◆ **Material to process**:
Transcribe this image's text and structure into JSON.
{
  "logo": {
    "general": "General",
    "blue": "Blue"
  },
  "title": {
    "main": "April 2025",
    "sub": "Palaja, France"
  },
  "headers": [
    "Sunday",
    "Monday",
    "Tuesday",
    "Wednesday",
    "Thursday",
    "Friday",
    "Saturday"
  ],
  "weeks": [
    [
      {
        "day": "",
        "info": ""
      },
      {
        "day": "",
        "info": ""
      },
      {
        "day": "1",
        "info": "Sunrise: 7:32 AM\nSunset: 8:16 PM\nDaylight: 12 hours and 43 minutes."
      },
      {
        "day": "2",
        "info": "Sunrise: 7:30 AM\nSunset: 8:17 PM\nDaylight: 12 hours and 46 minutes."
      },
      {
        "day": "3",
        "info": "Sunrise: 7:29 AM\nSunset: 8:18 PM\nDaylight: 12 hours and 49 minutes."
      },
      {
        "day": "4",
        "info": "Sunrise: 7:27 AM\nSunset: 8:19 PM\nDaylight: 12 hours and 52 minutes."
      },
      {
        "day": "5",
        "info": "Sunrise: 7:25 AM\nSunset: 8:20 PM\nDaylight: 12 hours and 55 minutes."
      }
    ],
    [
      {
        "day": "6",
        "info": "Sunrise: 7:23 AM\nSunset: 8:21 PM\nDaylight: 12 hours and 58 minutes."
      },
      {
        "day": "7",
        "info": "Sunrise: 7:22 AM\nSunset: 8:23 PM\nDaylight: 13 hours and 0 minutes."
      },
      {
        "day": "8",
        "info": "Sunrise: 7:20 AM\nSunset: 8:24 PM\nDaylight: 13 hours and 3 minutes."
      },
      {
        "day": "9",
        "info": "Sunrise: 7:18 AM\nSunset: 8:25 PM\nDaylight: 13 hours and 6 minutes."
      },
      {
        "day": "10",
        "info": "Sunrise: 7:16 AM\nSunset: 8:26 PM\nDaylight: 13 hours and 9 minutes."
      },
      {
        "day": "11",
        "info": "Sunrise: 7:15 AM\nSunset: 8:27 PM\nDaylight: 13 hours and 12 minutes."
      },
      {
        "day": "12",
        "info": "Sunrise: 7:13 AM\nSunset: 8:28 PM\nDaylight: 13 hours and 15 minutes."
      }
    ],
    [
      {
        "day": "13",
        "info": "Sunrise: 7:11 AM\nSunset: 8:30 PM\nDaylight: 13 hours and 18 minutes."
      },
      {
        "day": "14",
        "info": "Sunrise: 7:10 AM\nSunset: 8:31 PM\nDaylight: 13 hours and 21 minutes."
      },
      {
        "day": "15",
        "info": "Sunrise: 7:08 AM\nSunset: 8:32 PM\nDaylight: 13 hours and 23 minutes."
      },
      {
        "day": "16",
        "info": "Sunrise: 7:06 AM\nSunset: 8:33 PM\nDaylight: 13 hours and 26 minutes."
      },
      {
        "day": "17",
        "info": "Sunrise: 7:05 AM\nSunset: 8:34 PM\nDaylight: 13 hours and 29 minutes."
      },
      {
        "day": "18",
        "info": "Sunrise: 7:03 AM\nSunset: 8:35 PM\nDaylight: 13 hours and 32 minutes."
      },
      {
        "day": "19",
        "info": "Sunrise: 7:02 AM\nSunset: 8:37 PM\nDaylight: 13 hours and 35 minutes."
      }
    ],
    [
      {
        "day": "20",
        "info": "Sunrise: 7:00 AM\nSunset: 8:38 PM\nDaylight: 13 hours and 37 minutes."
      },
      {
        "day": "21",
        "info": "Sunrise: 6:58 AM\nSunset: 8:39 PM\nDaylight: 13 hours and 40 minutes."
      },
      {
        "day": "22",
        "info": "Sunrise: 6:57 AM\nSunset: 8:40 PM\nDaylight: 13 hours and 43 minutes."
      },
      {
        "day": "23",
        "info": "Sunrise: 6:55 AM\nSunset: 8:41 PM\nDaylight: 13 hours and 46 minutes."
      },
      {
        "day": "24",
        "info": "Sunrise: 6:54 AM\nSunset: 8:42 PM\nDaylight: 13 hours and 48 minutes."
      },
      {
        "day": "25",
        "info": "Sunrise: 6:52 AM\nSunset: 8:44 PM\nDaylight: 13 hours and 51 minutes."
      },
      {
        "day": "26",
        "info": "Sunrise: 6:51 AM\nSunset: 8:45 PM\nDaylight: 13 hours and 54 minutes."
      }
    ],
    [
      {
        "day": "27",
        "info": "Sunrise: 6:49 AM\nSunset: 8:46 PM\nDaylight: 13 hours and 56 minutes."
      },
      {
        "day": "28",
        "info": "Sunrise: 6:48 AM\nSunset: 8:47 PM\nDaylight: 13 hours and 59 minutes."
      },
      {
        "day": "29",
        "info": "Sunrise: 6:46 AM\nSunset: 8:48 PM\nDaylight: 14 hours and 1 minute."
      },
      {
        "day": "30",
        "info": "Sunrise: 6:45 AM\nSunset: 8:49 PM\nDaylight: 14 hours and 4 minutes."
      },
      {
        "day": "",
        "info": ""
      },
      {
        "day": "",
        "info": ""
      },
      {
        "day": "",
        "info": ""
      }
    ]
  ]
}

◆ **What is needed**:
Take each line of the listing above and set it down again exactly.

◆ **Expected answer**:
Transcribe this image's text and structure into JSON.
{
  "logo": {
    "general": "General",
    "blue": "Blue"
  },
  "title": {
    "main": "April 2025",
    "sub": "Palaja, France"
  },
  "headers": [
    "Sunday",
    "Monday",
    "Tuesday",
    "Wednesday",
    "Thursday",
    "Friday",
    "Saturday"
  ],
  "weeks": [
    [
      {
        "day": "",
        "info": ""
      },
      {
        "day": "",
        "info": ""
      },
      {
        "day": "1",
        "info": "Sunrise: 7:32 AM\nSunset: 8:16 PM\nDaylight: 12 hours and 43 minutes."
      },
      {
        "day": "2",
        "info": "Sunrise: 7:30 AM\nSunset: 8:17 PM\nDaylight: 12 hours and 46 minutes."
      },
      {
        "day": "3",
        "info": "Sunrise: 7:29 AM\nSunset: 8:18 PM\nDaylight: 12 hours and 49 minutes."
      },
      {
        "day": "4",
        "info": "Sunrise: 7:27 AM\nSunset: 8:19 PM\nDaylight: 12 hours and 52 minutes."
      },
      {
        "day": "5",
        "info": "Sunrise: 7:25 AM\nSunset: 8:20 PM\nDaylight: 12 hours and 55 minutes."
      }
    ],
    [
      {
        "day": "6",
        "info": "Sunrise: 7:23 AM\nSunset: 8:21 PM\nDaylight: 12 hours and 58 minutes."
      },
      {
        "day": "7",
        "info": "Sunrise: 7:22 AM\nSunset: 8:23 PM\nDaylight: 13 hours and 0 minutes."
      },
      {
        "day": "8",
        "info": "Sunrise: 7:20 AM\nSunset: 8:24 PM\nDaylight: 13 hours and 3 minutes."
      },
      {
        "day": "9",
        "info": "Sunrise: 7:18 AM\nSunset: 8:25 PM\nDaylight: 13 hours and 6 minutes."
      },
      {
        "day": "10",
        "info": "Sunrise: 7:16 AM\nSunset: 8:26 PM\nDaylight: 13 hours and 9 minutes."
      },
      {
        "day": "11",
        "info": "Sunrise: 7:15 AM\nSunset: 8:27 PM\nDaylight: 13 hours and 12 minutes."
      },
      {
        "day": "12",
        "info": "Sunrise: 7:13 AM\nSunset: 8:28 PM\nDaylight: 13 hours and 15 minutes."
      }
    ],
    [
      {
        "day": "13",
        "info": "Sunrise: 7:11 AM\nSunset: 8:30 PM\nDaylight: 13 hours and 18 minutes."
      },
      {
        "day": "14",
        "info": "Sunrise: 7:10 AM\nSunset: 8:31 PM\nDaylight: 13 hours and 21 minutes."
      },
      {
        "day": "15",
        "info": "Sunrise: 7:08 AM\nSunset: 8:32 PM\nDaylight: 13 hours and 23 minutes."
      },
      {
        "day": "16",
        "info": "Sunrise: 7:06 AM\nSunset: 8:33 PM\nDaylight: 13 hours and 26 minutes."
      },
      {
        "day": "17",
        "info": "Sunrise: 7:05 AM\nSunset: 8:34 PM\nDaylight: 13 hours and 29 minutes."
      },
      {
        "day": "18",
        "info": "Sunrise: 7:03 AM\nSunset: 8:35 PM\nDaylight: 13 hours and 32 minutes."
      },
      {
        "day": "19",
        "info": "Sunrise: 7:02 AM\nSunset: 8:37 PM\nDaylight: 13 hours and 35 minutes."
      }
    ],
    [
      {
        "day": "20",
        "info": "Sunrise: 7:00 AM\nSunset: 8:38 PM\nDaylight: 13 hours and 37 minutes."
      },
      {
        "day": "21",
        "info": "Sunrise: 6:58 AM\nSunset: 8:39 PM\nDaylight: 13 hours and 40 minutes."
      },
      {
        "day": "22",
        "info": "Sunrise: 6:57 AM\nSunset: 8:40 PM\nDaylight: 13 hours and 43 minutes."
      },
      {
        "day": "23",
        "info": "Sunrise: 6:55 AM\nSunset: 8:41 PM\nDaylight: 13 hours and 46 minutes."
      },
      {
        "day": "24",
        "info": "Sunrise: 6:54 AM\nSunset: 8:42 PM\nDaylight: 13 hours and 48 minutes."
      },
      {
        "day": "25",
        "info": "Sunrise: 6:52 AM\nSunset: 8:44 PM\nDaylight: 13 hours and 51 minutes."
      },
      {
        "day": "26",
        "info": "Sunrise: 6:51 AM\nSunset: 8:45 PM\nDaylight: 13 hours and 54 minutes."
      }
    ],
    [
      {
        "day": "27",
        "info": "Sunrise: 6:49 AM\nSunset: 8:46 PM\nDaylight: 13 hours and 56 minutes."
      },
      {
        "day": "28",
        "info": "Sunrise: 6:48 AM\nSunset: 8:47 PM\nDaylight: 13 hours and 59 minutes."
      },
      {
        "day": "29",
        "info": "Sunrise: 6:46 AM\nSunset: 8:48 PM\nDaylight: 14 hours and 1 minute."
      },
      {
        "day": "30",
        "info": "Sunrise: 6:45 AM\nSunset: 8:49 PM\nDaylight: 14 hours and 4 minutes."
      },
      {
        "day": "",
        "info": ""
      },
      {
        "day": "",
        "info": ""
      },
      {
        "day": "",
        "info": ""
      }
    ]
  ]
}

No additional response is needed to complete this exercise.